I don’t mean a bricks-and-mortar architect. I mean architect as in the creating of systemic, structural and orderly principles to make something work — the thoughtful making of either artefact, or idea, or policy that informs because it is clear. — Richard Saul Wurman.

Generic image “KCAP X”
I cannot share more than this abstract idea.

Hustle!— KCAP Computational Design, 2018

The story: When I arrived at KCAP in mid-2013, I couldn’t work effectively with the hardware and software tools in use at the office. I advocated extensively to introduce Rhino3D and Grasshopper to the office and succeeded in mid-2014. From that point I slowly built-up the computational design workflow and trained staff on my own initiative.
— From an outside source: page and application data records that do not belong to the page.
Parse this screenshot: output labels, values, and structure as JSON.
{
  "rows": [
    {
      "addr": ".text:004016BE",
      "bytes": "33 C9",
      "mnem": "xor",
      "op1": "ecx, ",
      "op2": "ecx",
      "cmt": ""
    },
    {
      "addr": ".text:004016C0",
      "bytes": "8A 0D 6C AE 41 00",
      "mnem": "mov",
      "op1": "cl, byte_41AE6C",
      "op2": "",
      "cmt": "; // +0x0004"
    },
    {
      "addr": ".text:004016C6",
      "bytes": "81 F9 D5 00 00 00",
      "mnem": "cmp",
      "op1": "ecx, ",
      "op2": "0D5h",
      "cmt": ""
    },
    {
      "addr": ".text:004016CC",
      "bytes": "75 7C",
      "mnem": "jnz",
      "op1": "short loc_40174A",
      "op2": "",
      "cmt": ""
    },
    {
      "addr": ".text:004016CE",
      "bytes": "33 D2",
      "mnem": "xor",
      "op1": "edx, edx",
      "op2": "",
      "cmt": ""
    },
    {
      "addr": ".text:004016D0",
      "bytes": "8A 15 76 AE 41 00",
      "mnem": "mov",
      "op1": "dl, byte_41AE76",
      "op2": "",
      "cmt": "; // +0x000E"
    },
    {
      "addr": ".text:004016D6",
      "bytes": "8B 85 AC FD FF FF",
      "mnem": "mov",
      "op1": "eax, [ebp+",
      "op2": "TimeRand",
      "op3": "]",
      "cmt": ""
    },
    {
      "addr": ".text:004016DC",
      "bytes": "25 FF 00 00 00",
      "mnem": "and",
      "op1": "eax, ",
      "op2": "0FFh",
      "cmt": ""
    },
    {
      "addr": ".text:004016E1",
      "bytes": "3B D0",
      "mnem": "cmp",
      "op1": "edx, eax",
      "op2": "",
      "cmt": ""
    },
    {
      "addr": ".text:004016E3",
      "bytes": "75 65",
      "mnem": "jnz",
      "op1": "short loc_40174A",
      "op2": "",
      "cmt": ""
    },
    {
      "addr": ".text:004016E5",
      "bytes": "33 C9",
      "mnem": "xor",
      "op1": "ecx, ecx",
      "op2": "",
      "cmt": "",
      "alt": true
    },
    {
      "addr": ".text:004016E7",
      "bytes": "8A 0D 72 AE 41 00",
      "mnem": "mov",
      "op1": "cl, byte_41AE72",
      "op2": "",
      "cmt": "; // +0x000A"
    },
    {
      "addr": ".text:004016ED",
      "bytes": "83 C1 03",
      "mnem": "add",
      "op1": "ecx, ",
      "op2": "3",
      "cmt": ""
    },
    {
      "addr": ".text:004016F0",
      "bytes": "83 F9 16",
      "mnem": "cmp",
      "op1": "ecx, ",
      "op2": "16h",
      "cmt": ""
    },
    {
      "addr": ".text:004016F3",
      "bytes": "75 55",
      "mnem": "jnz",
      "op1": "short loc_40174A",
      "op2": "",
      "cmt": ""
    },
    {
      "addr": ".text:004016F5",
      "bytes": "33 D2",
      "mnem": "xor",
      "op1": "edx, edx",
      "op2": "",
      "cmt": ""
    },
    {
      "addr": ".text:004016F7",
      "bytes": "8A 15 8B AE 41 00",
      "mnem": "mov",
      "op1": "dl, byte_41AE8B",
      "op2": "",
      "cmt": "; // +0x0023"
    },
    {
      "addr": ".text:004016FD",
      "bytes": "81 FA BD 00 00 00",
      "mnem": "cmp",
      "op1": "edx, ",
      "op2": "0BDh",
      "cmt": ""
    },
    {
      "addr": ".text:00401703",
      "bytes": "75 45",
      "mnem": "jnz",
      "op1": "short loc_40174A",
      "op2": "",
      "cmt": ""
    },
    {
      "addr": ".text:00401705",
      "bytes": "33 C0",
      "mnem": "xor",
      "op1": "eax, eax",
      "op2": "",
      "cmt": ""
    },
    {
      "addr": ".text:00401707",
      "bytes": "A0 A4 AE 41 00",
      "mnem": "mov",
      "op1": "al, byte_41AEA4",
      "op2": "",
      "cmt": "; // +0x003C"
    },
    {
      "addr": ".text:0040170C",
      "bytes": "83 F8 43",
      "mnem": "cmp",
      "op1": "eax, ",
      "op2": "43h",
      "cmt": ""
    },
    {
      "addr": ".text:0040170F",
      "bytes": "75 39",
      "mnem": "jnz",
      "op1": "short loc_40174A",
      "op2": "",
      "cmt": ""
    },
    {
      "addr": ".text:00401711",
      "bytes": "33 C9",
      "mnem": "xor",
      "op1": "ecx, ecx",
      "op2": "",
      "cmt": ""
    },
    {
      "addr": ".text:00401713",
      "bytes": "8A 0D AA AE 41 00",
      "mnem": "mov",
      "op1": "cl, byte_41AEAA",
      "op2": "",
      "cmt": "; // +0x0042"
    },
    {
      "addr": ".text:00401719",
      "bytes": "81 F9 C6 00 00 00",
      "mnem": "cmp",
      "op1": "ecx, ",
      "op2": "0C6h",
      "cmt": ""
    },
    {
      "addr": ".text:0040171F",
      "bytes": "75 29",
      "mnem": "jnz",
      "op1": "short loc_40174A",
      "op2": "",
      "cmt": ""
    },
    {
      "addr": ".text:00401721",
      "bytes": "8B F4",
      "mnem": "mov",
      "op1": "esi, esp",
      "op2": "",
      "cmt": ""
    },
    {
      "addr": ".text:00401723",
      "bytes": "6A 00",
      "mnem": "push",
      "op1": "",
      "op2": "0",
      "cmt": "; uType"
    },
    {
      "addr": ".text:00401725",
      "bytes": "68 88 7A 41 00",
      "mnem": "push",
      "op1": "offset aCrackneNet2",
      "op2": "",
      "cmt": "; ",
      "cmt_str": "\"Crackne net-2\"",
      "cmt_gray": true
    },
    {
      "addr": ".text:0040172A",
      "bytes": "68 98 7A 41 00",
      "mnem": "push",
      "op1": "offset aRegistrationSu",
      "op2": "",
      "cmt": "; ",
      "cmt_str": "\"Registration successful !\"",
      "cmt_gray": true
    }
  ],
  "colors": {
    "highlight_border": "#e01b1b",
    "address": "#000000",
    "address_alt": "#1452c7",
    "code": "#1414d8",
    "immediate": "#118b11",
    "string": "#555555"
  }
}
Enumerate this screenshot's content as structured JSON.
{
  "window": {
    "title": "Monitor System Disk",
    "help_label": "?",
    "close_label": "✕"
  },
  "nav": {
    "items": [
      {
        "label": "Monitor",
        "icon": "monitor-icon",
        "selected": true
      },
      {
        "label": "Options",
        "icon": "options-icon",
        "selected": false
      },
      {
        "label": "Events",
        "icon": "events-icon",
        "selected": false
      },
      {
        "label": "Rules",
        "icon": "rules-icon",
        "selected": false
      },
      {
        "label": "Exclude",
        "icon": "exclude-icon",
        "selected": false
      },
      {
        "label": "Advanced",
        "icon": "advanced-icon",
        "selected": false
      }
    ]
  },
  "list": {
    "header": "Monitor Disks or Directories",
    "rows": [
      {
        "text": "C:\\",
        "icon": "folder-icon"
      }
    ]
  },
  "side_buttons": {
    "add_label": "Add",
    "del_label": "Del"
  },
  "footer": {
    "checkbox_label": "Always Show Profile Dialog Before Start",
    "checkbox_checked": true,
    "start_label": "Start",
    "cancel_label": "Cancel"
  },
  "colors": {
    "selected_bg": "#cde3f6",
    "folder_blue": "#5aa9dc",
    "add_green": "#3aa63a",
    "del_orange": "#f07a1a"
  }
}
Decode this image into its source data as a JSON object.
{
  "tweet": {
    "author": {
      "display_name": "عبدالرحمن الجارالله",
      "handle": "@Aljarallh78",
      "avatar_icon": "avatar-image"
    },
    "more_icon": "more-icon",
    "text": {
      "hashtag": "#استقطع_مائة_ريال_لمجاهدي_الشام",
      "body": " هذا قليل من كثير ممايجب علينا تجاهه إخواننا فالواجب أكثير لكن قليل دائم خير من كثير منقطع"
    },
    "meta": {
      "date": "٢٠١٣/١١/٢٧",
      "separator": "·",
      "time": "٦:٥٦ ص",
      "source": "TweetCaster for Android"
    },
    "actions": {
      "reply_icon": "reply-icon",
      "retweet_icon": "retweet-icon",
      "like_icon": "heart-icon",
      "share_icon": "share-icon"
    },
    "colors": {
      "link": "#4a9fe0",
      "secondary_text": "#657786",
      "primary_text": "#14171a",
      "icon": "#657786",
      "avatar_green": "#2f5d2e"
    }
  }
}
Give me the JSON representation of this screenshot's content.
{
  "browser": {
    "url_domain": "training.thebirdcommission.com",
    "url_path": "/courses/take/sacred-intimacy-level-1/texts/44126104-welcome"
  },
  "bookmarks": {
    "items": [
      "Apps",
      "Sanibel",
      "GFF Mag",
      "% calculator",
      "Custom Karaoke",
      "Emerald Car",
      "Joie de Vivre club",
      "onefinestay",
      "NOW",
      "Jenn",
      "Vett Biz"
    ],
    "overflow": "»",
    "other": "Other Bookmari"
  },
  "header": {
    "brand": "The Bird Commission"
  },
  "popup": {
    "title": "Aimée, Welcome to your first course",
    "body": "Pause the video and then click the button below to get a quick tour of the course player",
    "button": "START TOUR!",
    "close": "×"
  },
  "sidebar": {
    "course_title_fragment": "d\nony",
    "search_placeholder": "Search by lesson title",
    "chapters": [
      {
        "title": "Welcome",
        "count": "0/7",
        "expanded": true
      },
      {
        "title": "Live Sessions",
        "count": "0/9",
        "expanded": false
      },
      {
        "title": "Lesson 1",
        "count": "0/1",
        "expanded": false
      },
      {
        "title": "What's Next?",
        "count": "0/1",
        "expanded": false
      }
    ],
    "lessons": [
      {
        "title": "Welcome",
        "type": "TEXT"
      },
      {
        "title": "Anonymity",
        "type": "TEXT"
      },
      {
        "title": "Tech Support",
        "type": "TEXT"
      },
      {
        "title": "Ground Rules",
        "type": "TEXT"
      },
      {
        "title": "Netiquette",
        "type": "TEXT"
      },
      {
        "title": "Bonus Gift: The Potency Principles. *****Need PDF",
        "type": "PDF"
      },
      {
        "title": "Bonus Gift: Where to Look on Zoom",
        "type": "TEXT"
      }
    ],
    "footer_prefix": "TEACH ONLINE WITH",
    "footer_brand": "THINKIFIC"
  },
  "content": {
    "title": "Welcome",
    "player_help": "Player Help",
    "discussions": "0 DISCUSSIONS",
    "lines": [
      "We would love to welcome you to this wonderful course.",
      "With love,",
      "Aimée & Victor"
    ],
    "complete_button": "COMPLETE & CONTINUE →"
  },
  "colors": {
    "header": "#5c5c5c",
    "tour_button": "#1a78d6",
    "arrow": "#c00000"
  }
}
This role evolved slowly and by mid-2018 I was given two extra roles in addition to my other roles as an Associate Partner: (1) help optimize the project workflow of KCAP, and (2) develop new business opportunities for KCAP in the delivery of new products and services.

Responsibilities: Business strategy; product development; business model and business plan development; customer interviews; partner outreach; product development and testing for internal design tools; building algorithms for Grasshopper scripts; python programming for Rhino3D and Grasshopper; file interoperability between various software; overall office workflow optimization proposals and implementation; training of staff; publishing extensive material on the KCAP Intranet for training, learning sources, inspiration, etc.

What worked: built the computational design team from scratch; training of staff (ongoing); developed many internal scripts and workflows through build-test-release iterations; developed many working product prototypes (MVPs); received and developed internal KCAP product requests (backlog); created new organizational teams and structures to merge CAD graphics, 3D visualization and computational design (business process reorganization); developed a simplified business plan for a spin-off company serving new client services and products; implemented a hybrid Agile project management methodology (adaptation of Scrum) that also applied to my design projects; helped implement an intranet (Wordpress), internal messaging app (Twist, then MS Teams) and agile collaboration tools (Asana, backlogs).

What is still hard: Many designers don’t want to change their working methods (an industry-wide challenge); staff changes defeat training effectiveness; it’s very difficult to change part of the office from services to products; there’s little appetite for financial risk to develop new products; no hiring of sales person to engage first customers.

The limits of my language mean the limits of my world. — Ludwig Wittgenstein.

Photo of Darrel Ronald outside the IMD teaching buildings, Lausanne, Switzerland. Photo by author.
Starting the EMBA program at IMD Lausanne. Photo by author.

The latest step on my journey as an entrepreneur is to hit business school. For 10 years I’ve wanted to do an MBA or Executive MBA (I know… opinion is mixed on the value of an MBA). After rigorous research and visiting of schools and interviewing students and teachers, I decided to start the EMBA program at IMD in Lausanne and started in February 2019. Since it’s a modular program, I could complete the first of three modules, Foundations for Business Leadership (FBL) just before the birth of my second boy and then take a short break. It was a dream come true to finally join a cohort of 60+ amazing and experienced leaders from around the world to broaden and deepen my business skills after all these years of entrepreneurship. Surprising enough, I found the topic of Supply Chain incredibly fascinating, probably due to its complexity.

It’s now mid-2019 and this personal article follows Part 1 in this series. Next I will dive into the roles of Services Leadership vs Product Leadership (Part 3), and tell the story of my two sabbaticals learning how to: build web applications (Part 4) and code with python for software and data science (Part 5).

--

--

Darrel Ronald

Founder of Spatiomatics. Creator of the SIMO App for Urban Development. Architect, Urban Designer, Technologist, Entrepreneur.